_The task_
Pull out every line in the data that has the string "title" in it.

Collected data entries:
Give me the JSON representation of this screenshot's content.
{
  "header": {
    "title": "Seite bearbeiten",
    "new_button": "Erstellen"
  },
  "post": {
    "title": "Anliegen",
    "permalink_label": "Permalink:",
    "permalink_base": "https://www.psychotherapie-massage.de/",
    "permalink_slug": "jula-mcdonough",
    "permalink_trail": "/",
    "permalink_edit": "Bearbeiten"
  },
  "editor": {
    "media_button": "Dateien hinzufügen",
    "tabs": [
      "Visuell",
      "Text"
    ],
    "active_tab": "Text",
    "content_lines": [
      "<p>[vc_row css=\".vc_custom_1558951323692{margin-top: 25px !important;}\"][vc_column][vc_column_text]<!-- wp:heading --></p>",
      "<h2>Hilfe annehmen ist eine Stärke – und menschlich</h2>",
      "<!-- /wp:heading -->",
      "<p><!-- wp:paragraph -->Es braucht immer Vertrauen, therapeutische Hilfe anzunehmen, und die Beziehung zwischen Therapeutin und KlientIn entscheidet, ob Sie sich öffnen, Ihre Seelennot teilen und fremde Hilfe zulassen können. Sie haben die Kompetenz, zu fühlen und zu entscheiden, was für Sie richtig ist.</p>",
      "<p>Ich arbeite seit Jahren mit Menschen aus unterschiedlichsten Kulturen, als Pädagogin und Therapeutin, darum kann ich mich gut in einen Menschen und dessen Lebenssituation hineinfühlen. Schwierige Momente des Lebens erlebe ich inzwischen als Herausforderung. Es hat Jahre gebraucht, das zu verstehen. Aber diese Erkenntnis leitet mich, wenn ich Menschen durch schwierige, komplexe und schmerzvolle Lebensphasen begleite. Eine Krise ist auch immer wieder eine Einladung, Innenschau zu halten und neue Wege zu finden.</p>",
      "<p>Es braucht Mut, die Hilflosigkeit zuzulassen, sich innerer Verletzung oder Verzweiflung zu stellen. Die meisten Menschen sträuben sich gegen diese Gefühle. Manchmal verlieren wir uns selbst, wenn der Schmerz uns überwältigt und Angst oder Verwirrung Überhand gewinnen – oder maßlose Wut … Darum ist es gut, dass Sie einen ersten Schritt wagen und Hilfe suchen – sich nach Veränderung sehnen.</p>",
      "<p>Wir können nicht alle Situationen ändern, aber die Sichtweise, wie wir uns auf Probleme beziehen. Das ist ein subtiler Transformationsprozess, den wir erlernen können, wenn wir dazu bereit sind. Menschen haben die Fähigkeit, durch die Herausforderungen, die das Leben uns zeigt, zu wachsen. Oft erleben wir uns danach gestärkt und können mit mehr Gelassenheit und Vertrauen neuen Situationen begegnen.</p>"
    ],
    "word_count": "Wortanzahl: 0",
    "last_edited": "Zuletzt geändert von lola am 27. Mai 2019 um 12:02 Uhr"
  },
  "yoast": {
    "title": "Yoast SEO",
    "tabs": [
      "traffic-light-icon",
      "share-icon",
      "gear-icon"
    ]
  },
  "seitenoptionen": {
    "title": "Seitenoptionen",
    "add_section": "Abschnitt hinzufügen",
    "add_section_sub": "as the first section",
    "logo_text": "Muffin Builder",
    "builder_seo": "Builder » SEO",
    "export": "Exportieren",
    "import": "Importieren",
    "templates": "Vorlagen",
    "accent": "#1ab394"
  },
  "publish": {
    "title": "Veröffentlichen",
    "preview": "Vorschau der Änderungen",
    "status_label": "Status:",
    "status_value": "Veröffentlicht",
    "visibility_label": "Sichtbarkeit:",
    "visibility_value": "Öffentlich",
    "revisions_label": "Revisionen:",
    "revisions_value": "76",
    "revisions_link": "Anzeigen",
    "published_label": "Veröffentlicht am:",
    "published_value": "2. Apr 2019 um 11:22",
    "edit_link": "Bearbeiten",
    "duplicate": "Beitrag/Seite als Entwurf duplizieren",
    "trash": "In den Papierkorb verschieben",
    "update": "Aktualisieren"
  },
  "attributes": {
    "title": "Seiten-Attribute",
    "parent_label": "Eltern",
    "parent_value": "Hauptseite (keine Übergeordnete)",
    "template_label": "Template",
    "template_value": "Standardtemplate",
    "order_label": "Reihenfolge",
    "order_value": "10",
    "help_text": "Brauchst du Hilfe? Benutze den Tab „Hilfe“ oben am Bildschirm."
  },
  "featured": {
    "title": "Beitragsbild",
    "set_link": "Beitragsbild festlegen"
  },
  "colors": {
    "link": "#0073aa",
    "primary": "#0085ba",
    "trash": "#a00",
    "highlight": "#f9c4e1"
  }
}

_The answer_
    "title": "Seite bearbeiten",
    "title": "Anliegen",
    "title": "Yoast SEO",
    "title": "Seitenoptionen",
    "title": "Veröffentlichen",
    "title": "Seiten-Attribute",
    "title": "Beitragsbild",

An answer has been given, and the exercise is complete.